  7. Hello I think that you should use traffic loads if the loads provided for access ways for buildings are too small for your application. Cheers
  8. Hallo. Have you checked the Green Book on simple connections by SCI (P358 if I remember correctly)? Cheers
  9. Hallo. We either use CPT results directly with D.7. annex of EN 1997-2 to calculate the resistance of a pile and then check settlement with characteristic loads with elastic space method. Another way is we draw the CPT result diagrams from all bores next to each other and then superimpose them on onto another to visually inspect and decide on the "mean" values for all "layers". These mean values then are used with the D.7. annex. Best of luck!

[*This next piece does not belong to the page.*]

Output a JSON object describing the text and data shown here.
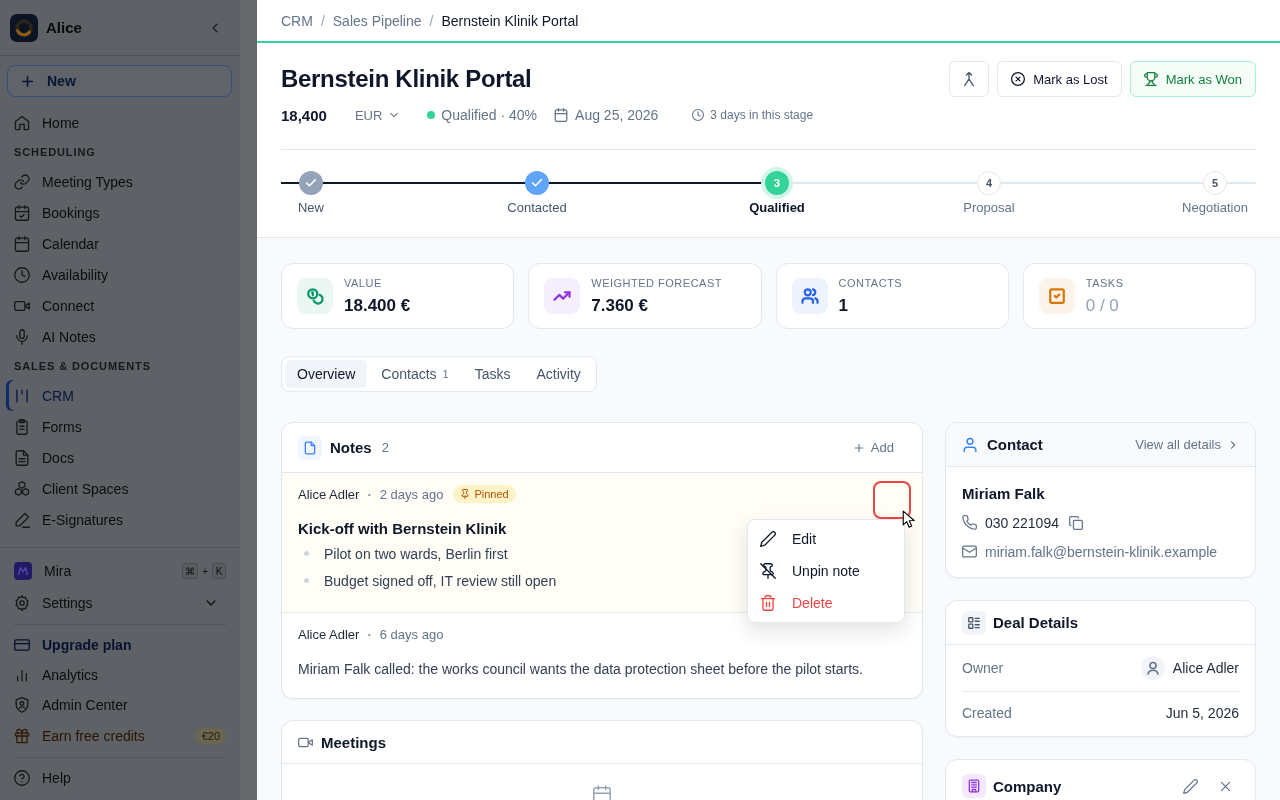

  10. Hallo. In general shear walls are design using strut-and-tie models. This allows a way to design for both shear and longitudinal stresses. Cheers
  11. Hallo. What is that you want to calculate? The uniform component of the temperature variation? Cheers
  12. In simple words, EHF's represent a percentage of all loads on a particular floor, so they are proportionate to the individual load types on that floor. For examples, on one floor you have a dead load, superimposed load and imposed load. Each of these loads has their own partial factors. When you've derived design dead loads, superimposed loads and imposed loads you just multiply each of these loads on the particular floor but the respective percentage and you arrive at your EHF's, which represent the sum of the previously mentioned components. Hope I"ve made myself clear enough, Reinis
  13. Hallo. A sketch of the current situation would go a long way. Anyhow, don't hope for definitive answers to your question as they're something we all are earning our living for. Cheers
  14. cohesive soil

    Check out the book: "Single Piles and Pile Groups Under Lateral Loading". I haven't used it myself but from what I understand the best method for practical design of laterally loaded piles using spreadsheet etc is "p-y" method in the book mentioned above (it is called the same in many other books as well). Best of luck, Reinis
  15. Hallo. You can if the basement foundations slab is thick enough so that you can assume it to be rigid, which in general you cannot do, as usually foundations slabs are not that thick. If they were thick enough to be classified as rigid they wouldn't be economic. Anyway, a design of foundations slabs is a complex process and one must have some experience in design of such foundations to achieve safe and economic result which will yield good in-service performance. Best of luck, Reinis